- _Task requirements_
Copy out all the lines in the records that include the word "Region".

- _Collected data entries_
= = = = =
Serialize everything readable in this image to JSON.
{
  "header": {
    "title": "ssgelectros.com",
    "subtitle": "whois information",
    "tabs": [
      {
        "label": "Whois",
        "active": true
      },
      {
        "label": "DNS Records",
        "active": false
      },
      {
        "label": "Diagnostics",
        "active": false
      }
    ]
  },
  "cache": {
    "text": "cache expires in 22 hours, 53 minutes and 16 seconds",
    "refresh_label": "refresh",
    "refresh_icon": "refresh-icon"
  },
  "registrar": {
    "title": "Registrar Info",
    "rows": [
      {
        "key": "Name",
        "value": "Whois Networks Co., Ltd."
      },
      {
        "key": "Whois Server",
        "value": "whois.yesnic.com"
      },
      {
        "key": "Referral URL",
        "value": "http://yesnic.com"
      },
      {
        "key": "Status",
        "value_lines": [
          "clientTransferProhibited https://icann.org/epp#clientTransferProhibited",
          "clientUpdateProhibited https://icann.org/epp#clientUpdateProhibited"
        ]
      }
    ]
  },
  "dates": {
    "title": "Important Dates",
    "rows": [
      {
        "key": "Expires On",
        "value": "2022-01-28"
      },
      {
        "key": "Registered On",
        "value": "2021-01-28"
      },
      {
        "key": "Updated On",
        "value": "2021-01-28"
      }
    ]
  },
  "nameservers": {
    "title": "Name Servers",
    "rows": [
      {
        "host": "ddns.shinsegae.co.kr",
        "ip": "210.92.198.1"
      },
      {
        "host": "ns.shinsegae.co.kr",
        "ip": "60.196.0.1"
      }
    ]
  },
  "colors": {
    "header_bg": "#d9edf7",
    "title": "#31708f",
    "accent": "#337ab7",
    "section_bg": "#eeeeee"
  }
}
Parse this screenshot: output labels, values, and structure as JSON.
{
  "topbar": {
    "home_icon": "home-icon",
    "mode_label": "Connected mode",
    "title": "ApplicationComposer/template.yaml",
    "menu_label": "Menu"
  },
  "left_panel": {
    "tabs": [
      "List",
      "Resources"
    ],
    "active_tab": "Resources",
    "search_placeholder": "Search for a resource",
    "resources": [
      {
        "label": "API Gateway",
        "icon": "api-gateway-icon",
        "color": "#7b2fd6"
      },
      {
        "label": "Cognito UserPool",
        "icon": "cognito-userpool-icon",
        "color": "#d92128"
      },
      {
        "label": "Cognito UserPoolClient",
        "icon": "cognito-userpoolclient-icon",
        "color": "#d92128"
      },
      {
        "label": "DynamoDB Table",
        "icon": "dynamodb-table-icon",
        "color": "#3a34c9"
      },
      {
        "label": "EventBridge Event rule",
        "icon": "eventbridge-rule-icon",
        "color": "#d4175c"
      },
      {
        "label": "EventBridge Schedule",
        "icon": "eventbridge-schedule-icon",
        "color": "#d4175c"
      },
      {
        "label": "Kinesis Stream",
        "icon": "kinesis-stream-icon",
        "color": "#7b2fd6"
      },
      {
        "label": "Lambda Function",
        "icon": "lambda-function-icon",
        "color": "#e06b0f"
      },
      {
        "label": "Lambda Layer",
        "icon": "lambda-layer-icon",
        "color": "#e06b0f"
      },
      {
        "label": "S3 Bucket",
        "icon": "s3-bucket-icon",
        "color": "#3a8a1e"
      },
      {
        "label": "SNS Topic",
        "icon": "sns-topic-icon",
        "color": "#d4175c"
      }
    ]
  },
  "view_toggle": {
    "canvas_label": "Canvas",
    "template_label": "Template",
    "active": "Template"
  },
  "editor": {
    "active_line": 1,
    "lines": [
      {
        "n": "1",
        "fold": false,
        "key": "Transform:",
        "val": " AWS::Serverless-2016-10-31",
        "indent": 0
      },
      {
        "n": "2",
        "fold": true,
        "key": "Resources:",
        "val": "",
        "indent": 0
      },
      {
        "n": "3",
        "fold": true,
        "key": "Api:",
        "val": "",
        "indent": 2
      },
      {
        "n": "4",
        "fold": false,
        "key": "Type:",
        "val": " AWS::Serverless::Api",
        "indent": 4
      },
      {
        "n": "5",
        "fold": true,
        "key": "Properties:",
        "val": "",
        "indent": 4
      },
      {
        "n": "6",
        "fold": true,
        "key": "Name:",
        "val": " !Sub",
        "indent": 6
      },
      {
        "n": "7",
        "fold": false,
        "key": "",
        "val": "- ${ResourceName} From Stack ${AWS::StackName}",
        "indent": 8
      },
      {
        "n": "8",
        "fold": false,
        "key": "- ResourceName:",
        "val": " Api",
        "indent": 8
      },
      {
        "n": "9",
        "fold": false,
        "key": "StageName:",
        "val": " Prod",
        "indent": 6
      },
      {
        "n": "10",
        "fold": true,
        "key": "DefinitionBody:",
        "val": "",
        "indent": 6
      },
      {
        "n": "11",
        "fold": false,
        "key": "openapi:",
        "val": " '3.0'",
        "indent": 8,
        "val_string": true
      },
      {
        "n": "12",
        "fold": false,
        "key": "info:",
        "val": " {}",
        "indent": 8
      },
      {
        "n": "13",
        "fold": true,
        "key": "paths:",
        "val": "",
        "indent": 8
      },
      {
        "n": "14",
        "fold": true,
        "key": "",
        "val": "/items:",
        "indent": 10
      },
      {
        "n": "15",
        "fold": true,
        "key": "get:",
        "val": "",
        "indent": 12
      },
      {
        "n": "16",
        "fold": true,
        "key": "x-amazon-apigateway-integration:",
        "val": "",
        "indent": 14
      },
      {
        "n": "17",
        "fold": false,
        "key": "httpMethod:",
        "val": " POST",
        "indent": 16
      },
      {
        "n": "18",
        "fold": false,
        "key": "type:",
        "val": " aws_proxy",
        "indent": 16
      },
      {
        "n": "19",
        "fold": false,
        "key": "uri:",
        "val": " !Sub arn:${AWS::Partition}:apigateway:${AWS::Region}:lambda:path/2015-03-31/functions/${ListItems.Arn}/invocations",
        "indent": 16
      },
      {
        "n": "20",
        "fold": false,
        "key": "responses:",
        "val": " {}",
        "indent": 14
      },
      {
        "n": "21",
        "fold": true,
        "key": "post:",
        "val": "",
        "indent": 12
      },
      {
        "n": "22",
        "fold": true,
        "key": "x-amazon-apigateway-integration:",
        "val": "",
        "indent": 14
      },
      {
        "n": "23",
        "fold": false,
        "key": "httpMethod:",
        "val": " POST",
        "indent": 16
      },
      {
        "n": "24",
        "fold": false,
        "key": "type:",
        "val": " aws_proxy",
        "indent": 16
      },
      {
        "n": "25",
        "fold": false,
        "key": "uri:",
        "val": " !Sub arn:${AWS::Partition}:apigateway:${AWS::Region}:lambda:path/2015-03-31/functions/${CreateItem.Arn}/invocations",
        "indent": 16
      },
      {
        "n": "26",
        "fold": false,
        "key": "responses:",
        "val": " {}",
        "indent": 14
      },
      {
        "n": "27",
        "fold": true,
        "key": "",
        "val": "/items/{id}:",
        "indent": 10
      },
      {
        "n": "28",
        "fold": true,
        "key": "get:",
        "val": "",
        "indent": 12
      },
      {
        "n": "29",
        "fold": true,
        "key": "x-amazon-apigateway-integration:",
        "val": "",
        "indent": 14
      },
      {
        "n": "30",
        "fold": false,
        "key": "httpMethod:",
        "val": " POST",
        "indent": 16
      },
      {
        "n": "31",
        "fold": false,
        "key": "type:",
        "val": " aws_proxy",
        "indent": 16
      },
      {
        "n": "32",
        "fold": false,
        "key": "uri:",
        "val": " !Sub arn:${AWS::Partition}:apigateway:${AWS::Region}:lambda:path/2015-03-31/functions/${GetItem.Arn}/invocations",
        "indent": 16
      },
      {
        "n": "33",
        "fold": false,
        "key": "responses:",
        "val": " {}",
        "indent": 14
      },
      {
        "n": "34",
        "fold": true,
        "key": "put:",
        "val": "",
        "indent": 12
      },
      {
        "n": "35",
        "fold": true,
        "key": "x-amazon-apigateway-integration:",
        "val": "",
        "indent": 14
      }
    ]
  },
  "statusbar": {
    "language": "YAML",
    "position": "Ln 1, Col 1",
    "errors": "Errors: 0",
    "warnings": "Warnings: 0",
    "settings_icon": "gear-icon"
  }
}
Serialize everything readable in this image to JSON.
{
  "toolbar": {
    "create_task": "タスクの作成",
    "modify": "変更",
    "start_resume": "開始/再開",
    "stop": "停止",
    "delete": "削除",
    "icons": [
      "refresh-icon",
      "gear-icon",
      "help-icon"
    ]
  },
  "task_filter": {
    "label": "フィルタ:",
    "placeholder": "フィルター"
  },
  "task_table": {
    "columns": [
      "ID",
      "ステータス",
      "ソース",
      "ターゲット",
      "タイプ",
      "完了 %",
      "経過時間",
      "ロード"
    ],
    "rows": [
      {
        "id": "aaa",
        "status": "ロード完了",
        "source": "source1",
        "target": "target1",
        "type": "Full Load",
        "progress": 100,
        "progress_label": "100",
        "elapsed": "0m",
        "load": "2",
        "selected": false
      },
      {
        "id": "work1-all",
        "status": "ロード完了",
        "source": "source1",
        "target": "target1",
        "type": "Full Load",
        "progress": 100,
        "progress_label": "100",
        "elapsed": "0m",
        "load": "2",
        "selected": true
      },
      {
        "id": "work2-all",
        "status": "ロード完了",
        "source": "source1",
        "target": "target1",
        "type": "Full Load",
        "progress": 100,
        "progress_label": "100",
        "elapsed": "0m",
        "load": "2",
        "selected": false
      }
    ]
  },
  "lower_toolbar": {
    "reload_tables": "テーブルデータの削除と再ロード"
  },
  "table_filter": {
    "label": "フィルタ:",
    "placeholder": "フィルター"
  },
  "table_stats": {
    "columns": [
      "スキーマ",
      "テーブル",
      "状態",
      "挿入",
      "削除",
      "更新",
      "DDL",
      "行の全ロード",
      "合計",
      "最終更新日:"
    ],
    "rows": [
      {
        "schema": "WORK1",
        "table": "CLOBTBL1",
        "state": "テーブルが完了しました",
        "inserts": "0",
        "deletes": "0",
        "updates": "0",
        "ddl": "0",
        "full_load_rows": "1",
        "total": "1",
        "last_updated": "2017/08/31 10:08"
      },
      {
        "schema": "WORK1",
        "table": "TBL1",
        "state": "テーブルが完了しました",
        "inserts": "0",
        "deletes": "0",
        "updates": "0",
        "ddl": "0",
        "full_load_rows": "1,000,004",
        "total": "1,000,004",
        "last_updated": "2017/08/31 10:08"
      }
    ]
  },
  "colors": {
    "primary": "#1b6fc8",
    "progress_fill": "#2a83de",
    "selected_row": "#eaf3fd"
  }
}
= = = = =
- _Exercise answer_
        "val": " !Sub arn:${AWS::Partition}:apigateway:${AWS::Region}:lambda:path/2015-03-31/functions/${ListItems.Arn}/invocations",
        "val": " !Sub arn:${AWS::Partition}:apigateway:${AWS::Region}:lambda:path/2015-03-31/functions/${CreateItem.Arn}/invocations",
        "val": " !Sub arn:${AWS::Partition}:apigateway:${AWS::Region}:lambda:path/2015-03-31/functions/${GetItem.Arn}/invocations",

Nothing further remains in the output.